**RECORDS TO PROCESS**
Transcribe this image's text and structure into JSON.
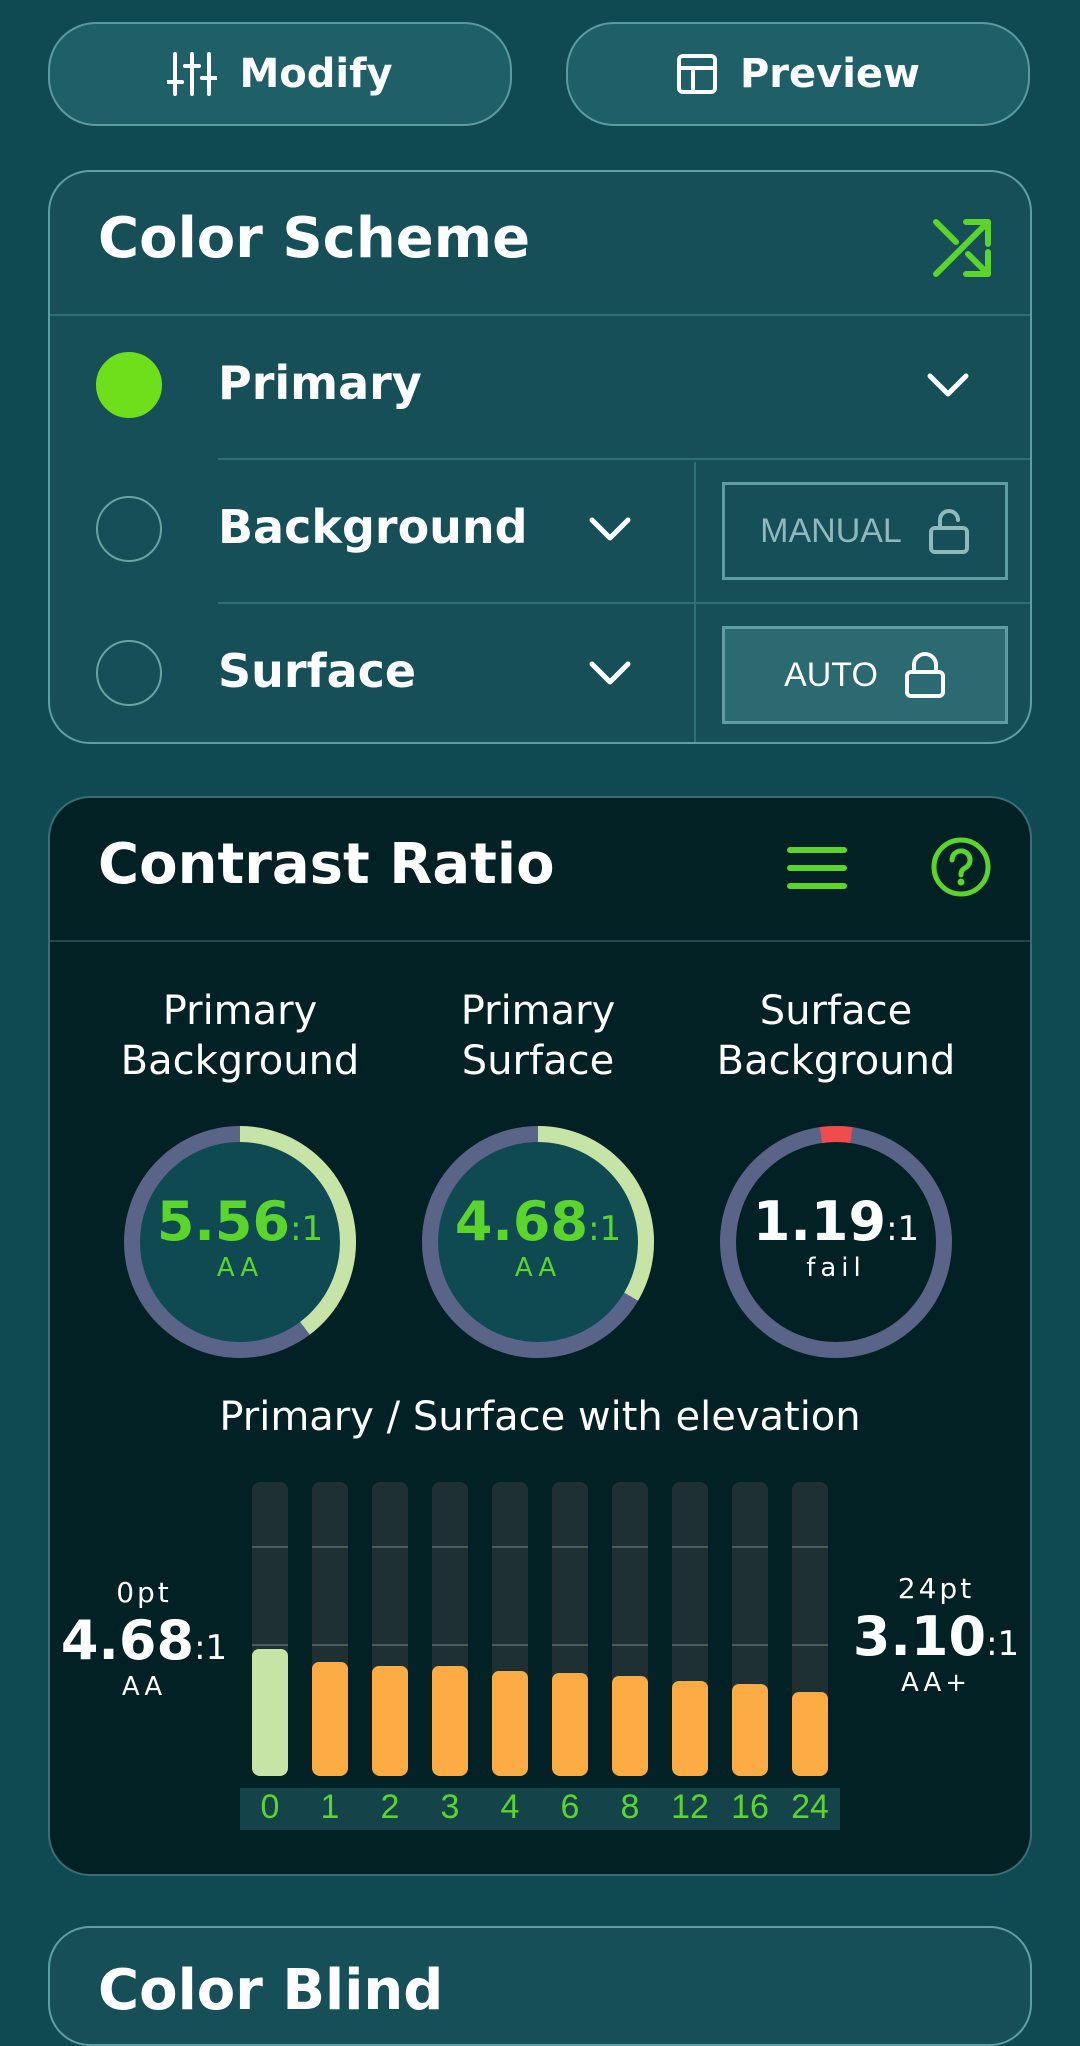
{
  "toolbar": {
    "modify_label": "Modify",
    "preview_label": "Preview"
  },
  "color_scheme": {
    "title": "Color Scheme",
    "rows": [
      {
        "label": "Primary",
        "selected": true,
        "color": "#6ee01b"
      },
      {
        "label": "Background",
        "selected": false,
        "mode": "MANUAL"
      },
      {
        "label": "Surface",
        "selected": false,
        "mode": "AUTO"
      }
    ]
  },
  "contrast": {
    "title": "Contrast Ratio",
    "gauges": [
      {
        "line1": "Primary",
        "line2": "Background",
        "ratio": "5.56",
        "suffix": ":1",
        "grade": "AA",
        "value": 5.56,
        "status": "pass"
      },
      {
        "line1": "Primary",
        "line2": "Surface",
        "ratio": "4.68",
        "suffix": ":1",
        "grade": "AA",
        "value": 4.68,
        "status": "pass"
      },
      {
        "line1": "Surface",
        "line2": "Background",
        "ratio": "1.19",
        "suffix": ":1",
        "grade": "fail",
        "value": 1.19,
        "status": "fail"
      }
    ],
    "elevation_title": "Primary / Surface with elevation",
    "left": {
      "unit": "0pt",
      "ratio": "4.68",
      "suffix": ":1",
      "grade": "AA"
    },
    "right": {
      "unit": "24pt",
      "ratio": "3.10",
      "suffix": ":1",
      "grade": "AA+"
    }
  },
  "chart_data": {
    "type": "bar",
    "categories": [
      "0",
      "1",
      "2",
      "3",
      "4",
      "6",
      "8",
      "12",
      "16",
      "24"
    ],
    "values": [
      4.68,
      4.2,
      4.05,
      4.05,
      3.9,
      3.8,
      3.7,
      3.5,
      3.4,
      3.1
    ],
    "ylim": [
      0,
      10
    ],
    "colors": {
      "first": "#c5e4a6",
      "rest": "#fcab45"
    }
  },
  "footer": {
    "title": "Color Blind"
  }
}
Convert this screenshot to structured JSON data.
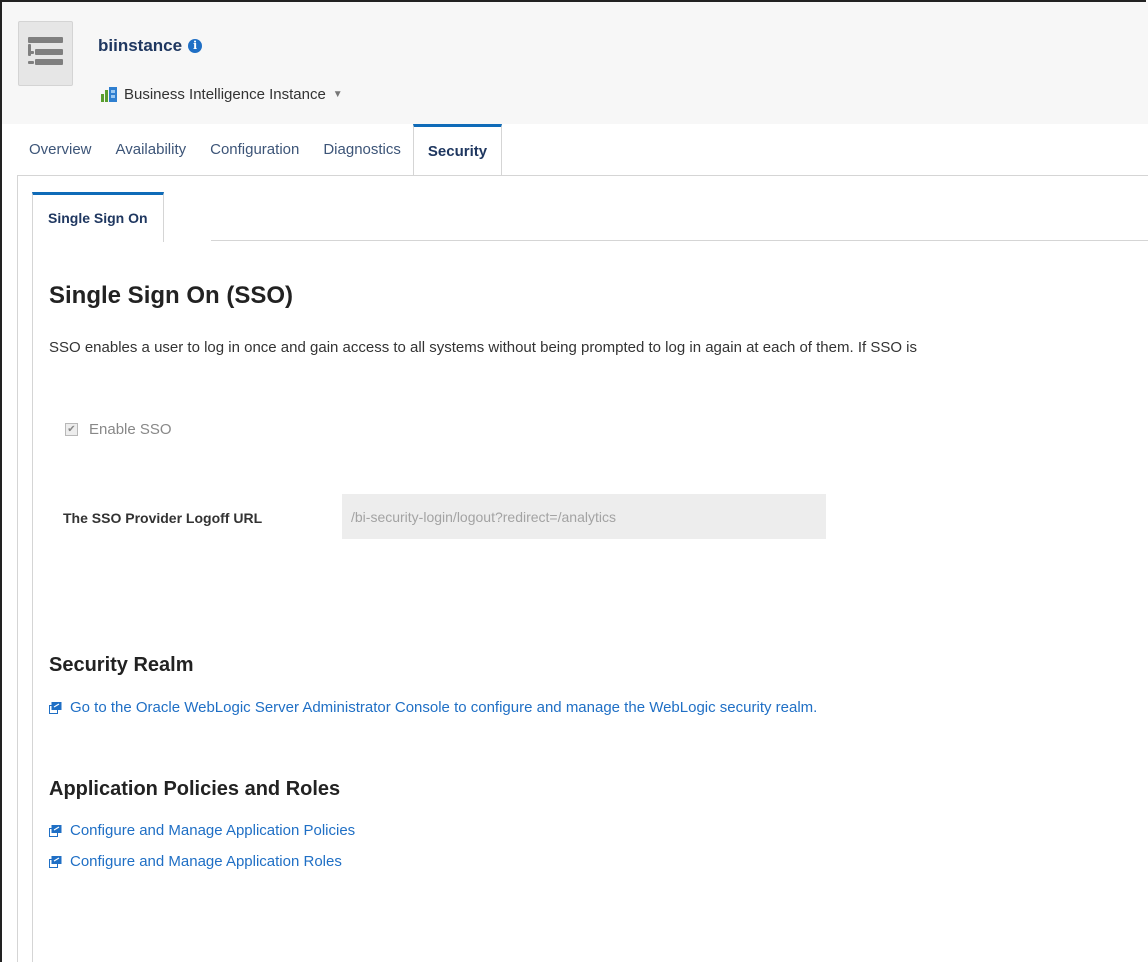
{
  "header": {
    "instance_name": "biinstance",
    "instance_type": "Business Intelligence Instance"
  },
  "tabs": [
    {
      "label": "Overview"
    },
    {
      "label": "Availability"
    },
    {
      "label": "Configuration"
    },
    {
      "label": "Diagnostics"
    },
    {
      "label": "Security",
      "active": true
    }
  ],
  "subtab": {
    "label": "Single Sign On"
  },
  "sso": {
    "heading": "Single Sign On (SSO)",
    "description": "SSO enables a user to log in once and gain access to all systems without being prompted to log in again at each of them. If SSO is",
    "enable_label": "Enable SSO",
    "enable_checked": true,
    "logoff_label": "The SSO Provider Logoff URL",
    "logoff_value": "/bi-security-login/logout?redirect=/analytics"
  },
  "security_realm": {
    "heading": "Security Realm",
    "link": "Go to the Oracle WebLogic Server Administrator Console to configure and manage the WebLogic security realm."
  },
  "app_policies": {
    "heading": "Application Policies and Roles",
    "links": [
      "Configure and Manage Application Policies",
      "Configure and Manage Application Roles"
    ]
  },
  "icons": {
    "app": "target-navigation-icon",
    "info": "info-icon",
    "instance_type": "bi-instance-icon",
    "dropdown": "caret-down-icon",
    "external_link": "external-link-icon"
  },
  "colors": {
    "accent": "#0f6bb8",
    "link": "#1f6fc5",
    "title": "#1f3760"
  }
}
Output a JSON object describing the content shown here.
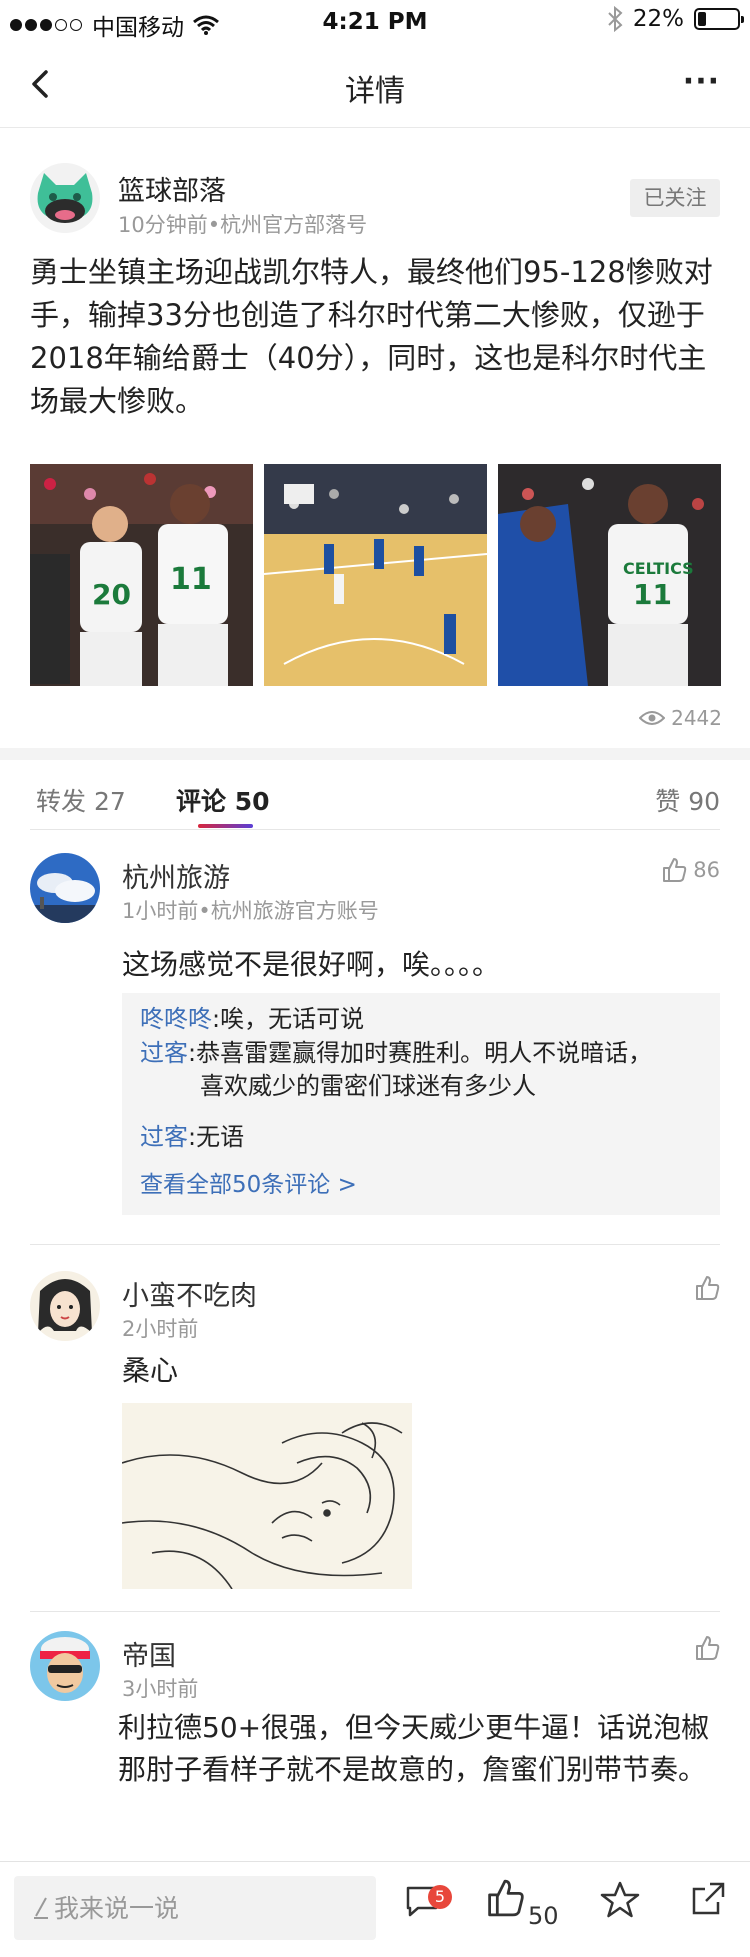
{
  "status_bar": {
    "carrier": "中国移动",
    "time": "4:21 PM",
    "battery_percent": "22%",
    "battery_level": 0.22,
    "icons": [
      "wifi-icon",
      "bluetooth-icon",
      "battery-icon"
    ]
  },
  "nav": {
    "title": "详情",
    "more": "···"
  },
  "post": {
    "author": "篮球部落",
    "meta": "10分钟前•杭州官方部落号",
    "follow_label": "已关注",
    "text": "勇士坐镇主场迎战凯尔特人，最终他们95-128惨败对手，输掉33分也创造了科尔时代第二大惨败，仅逊于2018年输给爵士（40分），同时，这也是科尔时代主场最大惨败。",
    "views": "2442"
  },
  "tabs": {
    "repost_label": "转发",
    "repost_count": "27",
    "comment_label": "评论",
    "comment_count": "50",
    "like_label": "赞",
    "like_count": "90"
  },
  "comments": [
    {
      "name": "杭州旅游",
      "time": "1小时前•杭州旅游官方账号",
      "likes": "86",
      "text": "这场感觉不是很好啊，唉。。。。",
      "replies": [
        {
          "name": "咚咚咚",
          "text": ":唉，无话可说"
        },
        {
          "name": "过客",
          "text": ":恭喜雷霆赢得加时赛胜利。明人不说暗话，",
          "text2": "喜欢威少的雷密们球迷有多少人"
        },
        {
          "name": "过客",
          "text": ":无语"
        }
      ],
      "view_all": "查看全部50条评论 >"
    },
    {
      "name": "小蛮不吃肉",
      "time": "2小时前",
      "text": "桑心"
    },
    {
      "name": "帝国",
      "time": "3小时前",
      "text": "利拉德50+很强，但今天威少更牛逼！话说泡椒那肘子看样子就不是故意的，詹蜜们别带节奏。"
    }
  ],
  "bottom_bar": {
    "placeholder": "我来说一说",
    "comment_badge": "5",
    "like_count": "50"
  },
  "colors": {
    "accent_blue": "#3d6fb8",
    "badge_red": "#e8473b"
  }
}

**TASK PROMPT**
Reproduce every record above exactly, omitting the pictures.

**SOLUTION**
Transcribe this image's text and structure into JSON.
{
  "toolbar": {
    "modify_label": "Modify",
    "preview_label": "Preview"
  },
  "color_scheme": {
    "title": "Color Scheme",
    "rows": [
      {
        "label": "Primary",
        "selected": true,
        "color": "#6ee01b"
      },
      {
        "label": "Background",
        "selected": false,
        "mode": "MANUAL"
      },
      {
        "label": "Surface",
        "selected": false,
        "mode": "AUTO"
      }
    ]
  },
  "contrast": {
    "title": "Contrast Ratio",
    "gauges": [
      {
        "line1": "Primary",
        "line2": "Background",
        "ratio": "5.56",
        "suffix": ":1",
        "grade": "AA",
        "value": 5.56,
        "status": "pass"
      },
      {
        "line1": "Primary",
        "line2": "Surface",
        "ratio": "4.68",
        "suffix": ":1",
        "grade": "AA",
        "value": 4.68,
        "status": "pass"
      },
      {
        "line1": "Surface",
        "line2": "Background",
        "ratio": "1.19",
        "suffix": ":1",
        "grade": "fail",
        "value": 1.19,
        "status": "fail"
      }
    ],
    "elevation_title": "Primary / Surface with elevation",
    "left": {
      "unit": "0pt",
      "ratio": "4.68",
      "suffix": ":1",
      "grade": "AA"
    },
    "right": {
      "unit": "24pt",
      "ratio": "3.10",
      "suffix": ":1",
      "grade": "AA+"
    }
  },
  "chart_data": {
    "type": "bar",
    "categories": [
      "0",
      "1",
      "2",
      "3",
      "4",
      "6",
      "8",
      "12",
      "16",
      "24"
    ],
    "values": [
      4.68,
      4.2,
      4.05,
      4.05,
      3.9,
      3.8,
      3.7,
      3.5,
      3.4,
      3.1
    ],
    "ylim": [
      0,
      10
    ],
    "colors": {
      "first": "#c5e4a6",
      "rest": "#fcab45"
    }
  },
  "footer": {
    "title": "Color Blind"
  }
}
Convert this screenshot to structured JSON data.
{
  "header": {
    "instance_name": "biinstance",
    "instance_type": "Business Intelligence Instance"
  },
  "tabs": [
    {
      "label": "Overview"
    },
    {
      "label": "Availability"
    },
    {
      "label": "Configuration"
    },
    {
      "label": "Diagnostics"
    },
    {
      "label": "Security",
      "active": true
    }
  ],
  "subtab": {
    "label": "Single Sign On"
  },
  "sso": {
    "heading": "Single Sign On (SSO)",
    "description": "SSO enables a user to log in once and gain access to all systems without being prompted to log in again at each of them. If SSO is",
    "enable_label": "Enable SSO",
    "enable_checked": true,
    "logoff_label": "The SSO Provider Logoff URL",
    "logoff_value": "/bi-security-login/logout?redirect=/analytics"
  },
  "security_realm": {
    "heading": "Security Realm",
    "link": "Go to the Oracle WebLogic Server Administrator Console to configure and manage the WebLogic security realm."
  },
  "app_policies": {
    "heading": "Application Policies and Roles",
    "links": [
      "Configure and Manage Application Policies",
      "Configure and Manage Application Roles"
    ]
  },
  "icons": {
    "app": "target-navigation-icon",
    "info": "info-icon",
    "instance_type": "bi-instance-icon",
    "dropdown": "caret-down-icon",
    "external_link": "external-link-icon"
  },
  "colors": {
    "accent": "#0f6bb8",
    "link": "#1f6fc5",
    "title": "#1f3760"
  }
}
Output a JSON object describing the content shown here.
{
  "status_bar": {
    "carrier": "中国移动",
    "time": "4:21 PM",
    "battery_percent": "22%",
    "battery_level": 0.22,
    "icons": [
      "wifi-icon",
      "bluetooth-icon",
      "battery-icon"
    ]
  },
  "nav": {
    "title": "详情",
    "more": "···"
  },
  "post": {
    "author": "篮球部落",
    "meta": "10分钟前•杭州官方部落号",
    "follow_label": "已关注",
    "text": "勇士坐镇主场迎战凯尔特人，最终他们95-128惨败对手，输掉33分也创造了科尔时代第二大惨败，仅逊于2018年输给爵士（40分），同时，这也是科尔时代主场最大惨败。",
    "views": "2442"
  },
  "tabs": {
    "repost_label": "转发",
    "repost_count": "27",
    "comment_label": "评论",
    "comment_count": "50",
    "like_label": "赞",
    "like_count": "90"
  },
  "comments": [
    {
      "name": "杭州旅游",
      "time": "1小时前•杭州旅游官方账号",
      "likes": "86",
      "text": "这场感觉不是很好啊，唉。。。。",
      "replies": [
        {
          "name": "咚咚咚",
          "text": ":唉，无话可说"
        },
        {
          "name": "过客",
          "text": ":恭喜雷霆赢得加时赛胜利。明人不说暗话，",
          "text2": "喜欢威少的雷密们球迷有多少人"
        },
        {
          "name": "过客",
          "text": ":无语"
        }
      ],
      "view_all": "查看全部50条评论 >"
    },
    {
      "name": "小蛮不吃肉",
      "time": "2小时前",
      "text": "桑心"
    },
    {
      "name": "帝国",
      "time": "3小时前",
      "text": "利拉德50+很强，但今天威少更牛逼！话说泡椒那肘子看样子就不是故意的，詹蜜们别带节奏。"
    }
  ],
  "bottom_bar": {
    "placeholder": "我来说一说",
    "comment_badge": "5",
    "like_count": "50"
  },
  "colors": {
    "accent_blue": "#3d6fb8",
    "badge_red": "#e8473b"
  }
}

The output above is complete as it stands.